What household employees need to do
Nannies in the household employee category must complete different tax forms than independent contractors. Much of this paperwork needs to be completed before starting the job.
- Form I-9: Provide a completed IRS Form I-9 to your household employer to ensure you’re qualified to work in the U.S.
- Form W-4: Provide a completed IRS Form W-4 and state income tax withholding forms. It is crucial to accurately provide your name, address, and Social Security or ITIN to your household employer. (Resource: Here’s how to fill out a W-4 form.)
Nanny tax exceptions
If you are considered an employee and not an independent contractor, you won’t have to worry about nanny taxes if you meet a few conditions.
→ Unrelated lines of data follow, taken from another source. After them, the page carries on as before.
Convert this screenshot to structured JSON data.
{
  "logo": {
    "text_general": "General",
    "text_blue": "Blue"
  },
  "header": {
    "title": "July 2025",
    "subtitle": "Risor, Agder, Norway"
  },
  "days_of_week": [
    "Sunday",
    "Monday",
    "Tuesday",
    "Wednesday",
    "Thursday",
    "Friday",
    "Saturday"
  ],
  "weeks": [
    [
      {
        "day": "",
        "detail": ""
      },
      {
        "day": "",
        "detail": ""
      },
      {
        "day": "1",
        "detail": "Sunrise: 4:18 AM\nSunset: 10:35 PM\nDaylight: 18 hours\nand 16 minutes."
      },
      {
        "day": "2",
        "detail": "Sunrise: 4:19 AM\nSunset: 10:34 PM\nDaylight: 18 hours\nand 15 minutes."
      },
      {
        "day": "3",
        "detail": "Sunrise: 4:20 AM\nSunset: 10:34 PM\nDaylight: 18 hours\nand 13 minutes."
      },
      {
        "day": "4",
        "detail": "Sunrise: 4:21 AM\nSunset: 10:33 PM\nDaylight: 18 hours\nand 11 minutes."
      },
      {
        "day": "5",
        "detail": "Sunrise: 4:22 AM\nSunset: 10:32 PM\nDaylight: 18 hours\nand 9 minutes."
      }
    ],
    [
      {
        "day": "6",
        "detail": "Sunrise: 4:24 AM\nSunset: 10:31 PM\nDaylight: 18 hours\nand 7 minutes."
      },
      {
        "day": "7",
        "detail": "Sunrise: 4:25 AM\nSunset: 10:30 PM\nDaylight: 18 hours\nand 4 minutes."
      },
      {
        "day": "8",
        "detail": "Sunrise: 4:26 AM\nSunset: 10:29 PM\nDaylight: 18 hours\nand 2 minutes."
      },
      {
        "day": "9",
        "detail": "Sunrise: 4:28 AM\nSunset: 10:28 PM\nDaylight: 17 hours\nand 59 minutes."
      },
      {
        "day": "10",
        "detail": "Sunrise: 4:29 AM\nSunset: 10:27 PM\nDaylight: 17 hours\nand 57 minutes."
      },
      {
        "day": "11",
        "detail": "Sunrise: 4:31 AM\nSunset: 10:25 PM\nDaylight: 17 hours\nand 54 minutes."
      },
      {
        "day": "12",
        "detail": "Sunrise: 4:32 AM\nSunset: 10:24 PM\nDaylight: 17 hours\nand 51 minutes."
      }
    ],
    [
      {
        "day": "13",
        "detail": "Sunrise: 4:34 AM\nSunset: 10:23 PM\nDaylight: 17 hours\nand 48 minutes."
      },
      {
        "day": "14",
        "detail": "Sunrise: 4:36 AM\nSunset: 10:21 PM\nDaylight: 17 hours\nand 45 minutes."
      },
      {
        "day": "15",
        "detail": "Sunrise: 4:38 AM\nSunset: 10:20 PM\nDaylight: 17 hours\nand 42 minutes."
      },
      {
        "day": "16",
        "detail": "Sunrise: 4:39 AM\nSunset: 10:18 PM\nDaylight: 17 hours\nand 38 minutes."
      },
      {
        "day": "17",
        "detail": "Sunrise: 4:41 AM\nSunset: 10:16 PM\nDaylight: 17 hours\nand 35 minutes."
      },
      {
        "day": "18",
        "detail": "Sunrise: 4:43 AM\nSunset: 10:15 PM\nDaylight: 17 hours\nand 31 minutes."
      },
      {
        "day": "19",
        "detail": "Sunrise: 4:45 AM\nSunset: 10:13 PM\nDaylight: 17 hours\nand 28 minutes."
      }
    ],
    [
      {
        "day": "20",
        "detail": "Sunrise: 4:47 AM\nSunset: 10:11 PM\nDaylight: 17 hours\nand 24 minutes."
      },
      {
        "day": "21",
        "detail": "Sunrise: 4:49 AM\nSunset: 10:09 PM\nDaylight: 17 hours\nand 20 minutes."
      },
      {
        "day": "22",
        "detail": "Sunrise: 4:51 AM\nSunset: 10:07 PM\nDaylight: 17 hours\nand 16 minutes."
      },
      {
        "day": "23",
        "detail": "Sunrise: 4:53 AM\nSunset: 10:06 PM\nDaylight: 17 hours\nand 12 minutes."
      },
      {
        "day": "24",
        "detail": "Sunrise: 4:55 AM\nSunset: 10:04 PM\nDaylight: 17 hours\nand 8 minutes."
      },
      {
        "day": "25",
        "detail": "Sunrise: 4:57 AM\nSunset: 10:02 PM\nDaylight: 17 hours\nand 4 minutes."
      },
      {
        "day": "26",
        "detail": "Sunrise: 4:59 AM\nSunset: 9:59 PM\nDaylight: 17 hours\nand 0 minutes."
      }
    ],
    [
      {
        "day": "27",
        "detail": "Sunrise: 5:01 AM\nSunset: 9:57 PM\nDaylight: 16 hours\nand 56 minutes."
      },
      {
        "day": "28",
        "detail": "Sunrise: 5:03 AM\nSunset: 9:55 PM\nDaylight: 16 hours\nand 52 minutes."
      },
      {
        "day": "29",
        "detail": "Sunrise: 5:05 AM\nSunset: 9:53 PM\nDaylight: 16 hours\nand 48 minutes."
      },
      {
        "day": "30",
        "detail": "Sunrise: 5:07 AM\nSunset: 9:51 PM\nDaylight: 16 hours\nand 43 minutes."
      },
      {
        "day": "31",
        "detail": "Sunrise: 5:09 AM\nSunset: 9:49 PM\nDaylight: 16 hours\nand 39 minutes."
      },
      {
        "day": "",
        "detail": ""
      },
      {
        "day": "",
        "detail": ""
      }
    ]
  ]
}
If, as the nanny, you are:
- Your employer’s spouse
- Your employer’s child under the age of 21
- A minor under 18, unless your main occupation is the services you provide and you’re not a student.
Which tax credits do household employees qualify for?
If the IRS considers you a household employee, you may qualify for the Earned Income Tax Credit (EITC). The EITC is a tax break for low- and moderate-income workers that can reduce your tax bill. The credit has specific income qualifications, so ensure you’re eligible first.
Nanny tax: Example calculation
A nanny tax calculator can help you determine your net pay –your take-home pay. Here’s an example of what the nanny tax calculation may look like as a household employee.
Let’s say that you’re a nanny working in Colorado. You are being paid $20/hour for 30 work hours each week looking after two children. Your pre-tax gross pay is $600 a week. We’ll assume your withholding status is “single,” you don’t have a second job, and there’s no overtime involved.
Example tax breakdown for each weekly pay period:
- Gross Pay: $600
- Federal income tax: $35.81
- Social security: $37.20
- Medicare: $8.70
- State income tax: $23.00
- Total tax responsibility: $104.71
- Net pay = Gross pay – Taxes: $600-$104.71 = $495.29
Benefits of nanny taxes as the employee
There are benefits for both parties when it comes to reporting nanny taxes. As an employee, you will benefit from having employment on record. If you apply for a loan, want to buy a home, lease a car, rent an apartment, or get a new credit card, having income records from a job is crucial. In addition, as an employee, you can access things like unemployment benefits, Social Security income, Medicare, and potentially even affordable and subsidized health insurance costs through the Affordable Care Act.
Where to go for more help with nanny taxes
Understanding your tax responsibilities as a nanny can be confusing. Feeling overwhelmed still? Block Advisors can help you sort through the laws and regulations associated with nanny taxes. Speak with a certified small business tax pro today.